3E: Alternative Approaches to Assessment and Placement—Seminar Room 3/4
Given the limitations of the most commonly used commercial assessments, Ed Bowling (Guilford Technical Community College) will facilitate a discussion of alternative approaches to assessing income students, including the use of multiple measures, noncognitive assessments, and self-placement.
Session 4: Improving Developmental Education Through More Comprehensive Reform
4A: Achieving the Dream/Developmental Education Initiative—Garden Room 1
In this session Kathleen Cleary (Sinclair Community College) will discuss Sinclair’s work to accelerate developmental education in math, English, and reading. Cleary will provide an overview of developmental education initiatives, including boot camps, placing developmental students in college-level English with supplemental instruction, and modularizing the developmental math curriculum. The conversation will center on the process used to build the models, success data for each of the initiatives, and lessons learned.
4B: Accelerated Study in Associate Programs—Garden Room 2
The City University of New York (CUNY) Accelerated Study in Associate Programs (ASAP) was created in fall 2007 with funding from the New York City Center for Economic Opportunity. ASAP, designed to significantly improve the degree attainment rates of participants, is found at all six existing CUNY community colleges. Donna Linderman (CUNY ASAP), Michael Weiss (MDRC), and Sue Scrivener (MDRC) will lead a discussion on ASAP program components that have substantially improved outcomes for students with developmental needs, an implementation overview, and the recently announced expansion of CUNY ASAP.
4C: New Community College, CUNY—Seminar Room 2
Stuart Cochran (CUNY) and Nicola Blake (CUNY) will provide an overview of the New Community College at CUNY, a new model for associate degree education.
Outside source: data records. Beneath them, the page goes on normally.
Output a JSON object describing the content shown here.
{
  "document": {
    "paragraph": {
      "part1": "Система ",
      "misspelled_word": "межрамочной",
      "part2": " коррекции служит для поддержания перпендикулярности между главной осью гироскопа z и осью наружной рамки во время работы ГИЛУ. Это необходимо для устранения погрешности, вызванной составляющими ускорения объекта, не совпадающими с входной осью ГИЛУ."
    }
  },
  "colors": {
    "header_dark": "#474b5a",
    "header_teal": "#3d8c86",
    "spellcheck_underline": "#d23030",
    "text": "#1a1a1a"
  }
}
They will discuss the first year curriculum—a City Seminar focused on one or two critical issues, with integrated reading/writing and quantitative literacy workshops and a group work space with peer mentors; an ethnography of work course; and a year-long statistics course—as well as their proposed approach to helping students stay on track with a 12 week/6 week semester structure that allows recovery during 6-week sessions. Audience members are encouraged to participate in the conversation.
4D: Completion by Design—Seminar Room 3/4
This session will examine ideas for increasing student success that are being tested by community colleges involved in the Gates Foundation–funded Completion by Design (CBD) initiative. Davis Jenkins (Community College Research Center) and Terri Manning (Central Piedmont Community College) will discuss key findings from the extensive analysis of student pathways that the CBD colleges have conducted in concert with the Community College Research Center and strategies the colleges are implementing based on this analysis to increase on a substantial scale the rates at which students enter and complete a program of study.
4E: Virginia Development Education Reforms—Seminar Room 1
Developmental mathematics in the Virginia Community College System has radically changed. The implementation of the redesign began in January 2012 in each of Virginia’s 23 community colleges. During the spring 2012 semester, the Developmental Math Implementation Support Team visited each college to provide support for colleges in the midst of redesign, to gather preliminary information about college implementation, and to hear questions and concerns so they can be addressed to strengthen the success of the implementation. This session, led by Jane Serbousek (Northern Virginia Community College), will include a discussion of preliminary feedback from colleges and mechanisms for providing support in an environment of change.